Speaking of CJ (I was!), Sunday night reiterated what I’d said a few days ago about him. The Rangers should go with dual closers, him and Benoit. Jack would get all the “easy” saves, and CJ should be used for the one run leads. Not because Jack is any less of a pitcher, he’s just a lot more steady. CJ has given me (let alone Ron Washington) half a dozen heart attacks in the last week, and I’ve only watched half the games. If the game is tight, he’s the man you want in there, but if not, give it to Jack and save me from tearing my hair out.
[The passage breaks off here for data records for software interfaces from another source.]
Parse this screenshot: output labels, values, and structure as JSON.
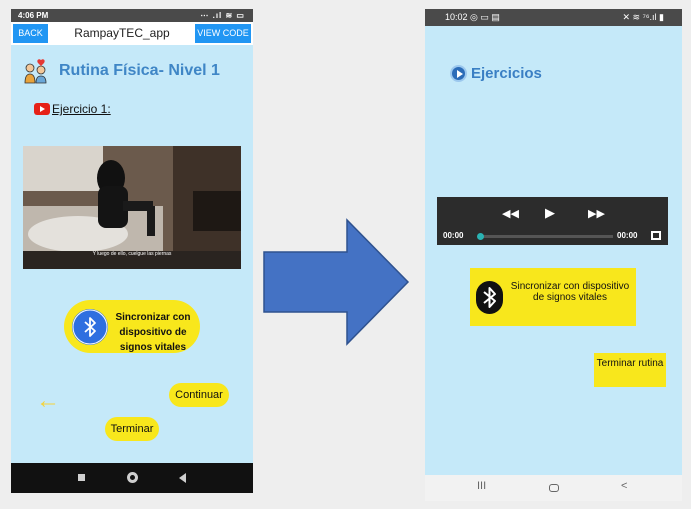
{
  "left_phone": {
    "status": {
      "time": "4:06 PM",
      "icons": "⋯ .ıl ≋ ▭"
    },
    "appbar": {
      "back_label": "BACK",
      "title": "RampayTEC_app",
      "view_code_label": "VIEW CODE"
    },
    "page_title": "Rutina Física- Nivel 1",
    "exercise_label": "Ejercicio 1:",
    "video_subtitle": "Y luego de ello, cuelgue las piernas",
    "sync_label": "Sincronizar con dispositivo de signos vitales",
    "continue_label": "Continuar",
    "finish_label": "Terminar",
    "icons": {
      "back_arrow": "arrow-left-icon",
      "bluetooth": "bluetooth-icon",
      "fitness": "fitness-couple-icon",
      "youtube": "youtube-icon"
    }
  },
  "right_phone": {
    "status": {
      "time": "10:02 ◎ ▭ ▤",
      "icons": "✕ ≋ ⁷⁶.ıl ▮"
    },
    "page_title": "Ejercicios",
    "player": {
      "current_time": "00:00",
      "total_time": "00:00",
      "progress": 0
    },
    "sync_label": "Sincronizar con dispositivo de signos vitales",
    "finish_label": "Terminar rutina",
    "nav": {
      "recents": "III",
      "back": "<"
    }
  },
  "colors": {
    "screen_bg": "#c5e9f9",
    "accent_yellow": "#f8e71c",
    "button_blue": "#2196f3",
    "title_blue": "#3f86c6",
    "arrow_blue": "#4472c4"
  }
}
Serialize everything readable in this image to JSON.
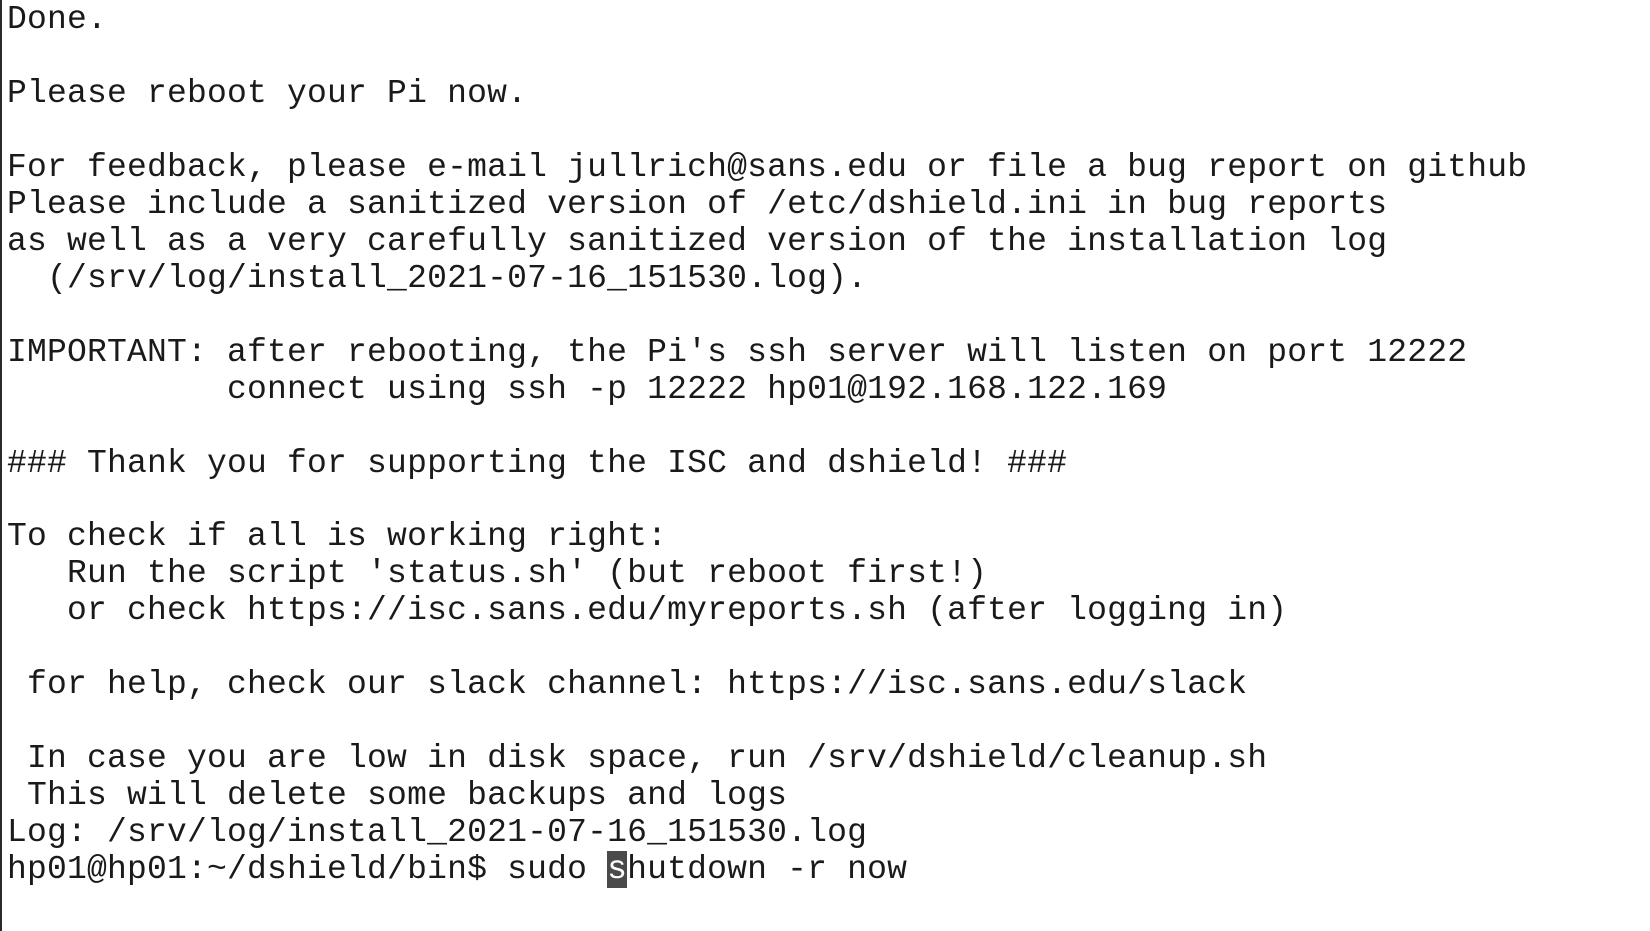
{
  "terminal": {
    "lines": [
      "Done.",
      "",
      "Please reboot your Pi now.",
      "",
      "For feedback, please e-mail jullrich@sans.edu or file a bug report on github",
      "Please include a sanitized version of /etc/dshield.ini in bug reports",
      "as well as a very carefully sanitized version of the installation log",
      "  (/srv/log/install_2021-07-16_151530.log).",
      "",
      "IMPORTANT: after rebooting, the Pi's ssh server will listen on port 12222",
      "           connect using ssh -p 12222 hp01@192.168.122.169",
      "",
      "### Thank you for supporting the ISC and dshield! ###",
      "",
      "To check if all is working right:",
      "   Run the script 'status.sh' (but reboot first!)",
      "   or check https://isc.sans.edu/myreports.sh (after logging in)",
      "",
      " for help, check our slack channel: https://isc.sans.edu/slack",
      "",
      " In case you are low in disk space, run /srv/dshield/cleanup.sh",
      " This will delete some backups and logs",
      "Log: /srv/log/install_2021-07-16_151530.log"
    ],
    "prompt": {
      "prefix": "hp01@hp01:~/dshield/bin$ sudo ",
      "cursor_char": "s",
      "suffix": "hutdown -r now"
    }
  }
}
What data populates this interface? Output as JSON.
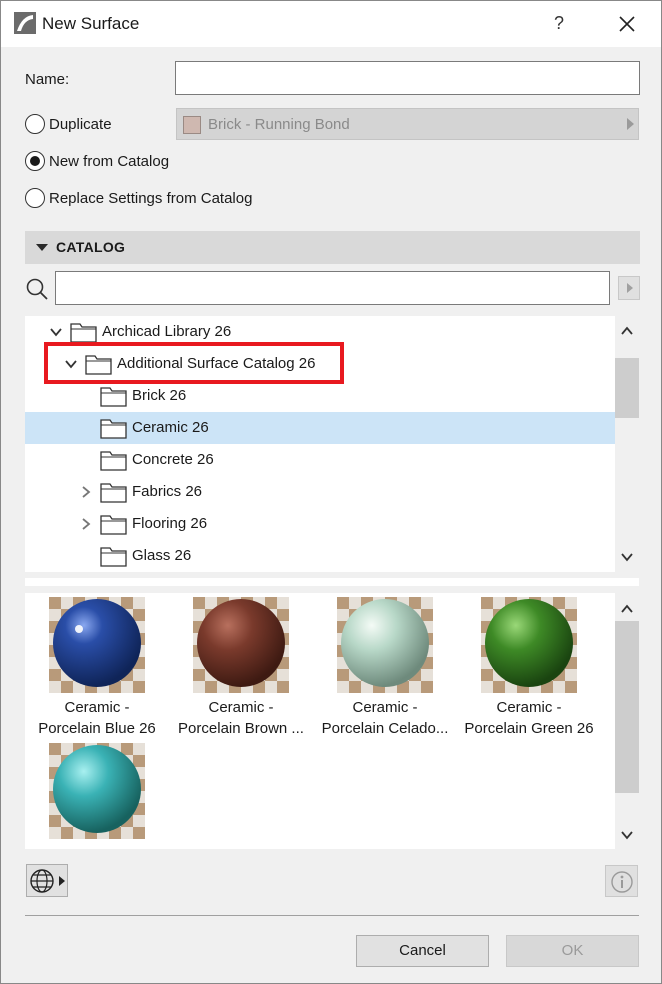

I have so many different studies I’m working on now it’s crazy trying to keep track of them all. I need to keep a list of everything that pops into my head, and prioritize on the immediate vs the interesting. Of course, there’s also the impending end of the season, I have a few things I want to look at but I should probably wait a few weeks and get a complete dataset. And then there’s stuff I think about so long that someone else comes along and gets it done for me, like the comparison of release points among ballparks. This guy has a new blog, and did the study I’d been thinking of, and even stepped through the same ideas I had. It’s nice know that my thinking is being matched by others, that tells me I’m on the right track for what I’m doing. If I was getting radically different results, I’d be worried, but I think the fact that we’re validating each other as we go tells me that the Cambrian explosion as Dan Fox put it may be happening. Fun times to be looking at this stuff.